Orthoses provide protected motion within a controlled range, prevent or reduce severity of injury, prevent or relieve contracture, allow lax ligaments and joint capsules to shorten, and provide functional stability for an unstable limb segment. These devices should not be seen as a replacement for surgery, but complementary or adjunctive. They can be designed to restrict, block, enable, or guide range of motion. They can absorb, store, and return energy. They may provide progressive, controlled dynamic return to motion. They can block one plane of motion while allowing another to persist. They may compensate for limb length discrepancy. Importantly, these devices do not create dependency or atrophy unless intended or is an unavoidable consequence of severe injury.

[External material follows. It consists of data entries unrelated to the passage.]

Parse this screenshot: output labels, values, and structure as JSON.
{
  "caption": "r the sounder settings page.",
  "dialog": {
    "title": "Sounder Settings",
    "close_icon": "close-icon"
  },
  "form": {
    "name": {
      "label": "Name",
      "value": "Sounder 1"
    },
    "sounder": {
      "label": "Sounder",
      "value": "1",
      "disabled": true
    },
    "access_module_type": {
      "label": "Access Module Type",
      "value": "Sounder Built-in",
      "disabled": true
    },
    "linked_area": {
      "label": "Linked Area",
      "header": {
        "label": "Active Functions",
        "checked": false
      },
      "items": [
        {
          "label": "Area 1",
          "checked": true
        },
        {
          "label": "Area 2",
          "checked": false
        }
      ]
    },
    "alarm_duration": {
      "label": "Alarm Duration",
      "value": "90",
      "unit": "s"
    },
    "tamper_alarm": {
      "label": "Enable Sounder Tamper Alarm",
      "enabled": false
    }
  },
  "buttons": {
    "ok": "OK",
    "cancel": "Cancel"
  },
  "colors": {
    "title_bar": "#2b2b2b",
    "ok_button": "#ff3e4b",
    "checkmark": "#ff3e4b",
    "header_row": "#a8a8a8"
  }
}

There are many conditions amenable to prescription orthoses. Orthoses can be used as preoperative, postoperative, or “no-operative” solutions. In cases where surgery must be delayed, they can provide interim support, protect the limb, allow more comfortable and mechanically appropriate ambulation, and minimize disuse atrophy. In a postoperative situation, orthoses can provide a safe, effective, and dynamic alternative to traditional casting. Orthoses are also used when surgery is not possible. This might include patients who are poor anesthetic candidates, patients with comorbidities precluding surgery, the aged, injuries for which there is no surgical correction, and families with financial limitations, among others. These “no-operative” patients represent a large and heretofore underserved population.